Naturally, King had good instincts for compelling stories. He was capable of coaxing his guests to explain the human dimensions of scandals, political battles or issue advocacy campaigns. He made stars of crusading, camera-hunting lawyers like Mark Geragos, Johnnie Cochran and Alan Dershowitz.
King first became famous in Miami but never lost his Brooklyn touches. He had a baritone voice that was made for AM radio and a presence on TV that commanded attention. He showed genuine exuberance for his work and curiosity about the people, causes and controversies that came before his old-school signature microphone. As CNN’s international reach expanded in the 1990s, King’s show served as a beacon of American culture for the world.
“Larry King Live” mostly originated from CNN’s studios in Hollywood. That made King perfectly positioned to zero-in on the O.J. Simpson murder drama from day one, following the brutal stabbing deaths of Nicole Brown Simpson and Ron Goldman in June 1994.
Family members of the Browns and the Goldmans and all manner of lawyers, witnesses and hangers-on connected to the case were regulars during the legal storm that engulfed O.J. Simpson in the mid-1990s. Simpson famously surprised King by calling in to his show (when his lawyer Cochran was the guest) the day after Simpson was acquitted of the murders in October 1995.
King was frequently criticized for softball questions and an overly friendly style.
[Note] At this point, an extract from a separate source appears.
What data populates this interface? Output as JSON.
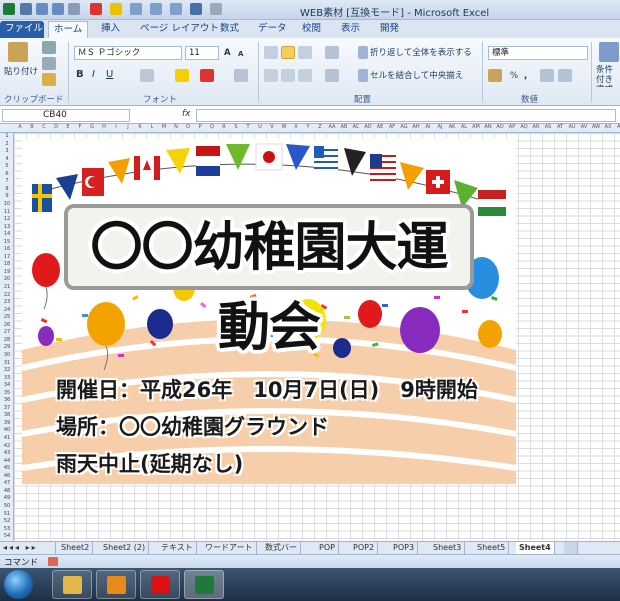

When Simpson called in, King mostly let him rant for about three minutes about the deficiencies of the prosecution’s case.
King made no apologies for his style when I sat down with him in 2013 in Miami. He was there for the annual NATPE programming convention to push international sales of his post-CNN interview show “Larry King Now.” King’s final series aired on the Ora TV digital platform funded by Mexican billionaire Carlos Slim.
King was proud of being an equity partner in the company. And while his reach may have been smaller than CNN, King’s legacy was strong enough to command such guests as Winfrey, Tony Hawk, Bob Woodward, Bill Maher, Ryan Seacrest, John Cena and many other boldface names.
In 2013, it was clear from his quips and cracks that King was still more than a little unhappy to have been ushered out of CNN after 25 years.
“I don’t answer to suits anymore,” he said with a grin. He was also clear that he didn’t feel the need to reinvent his approach to TV.
“I’m still doing what I did 55 years ago, asking questions of people,” King said.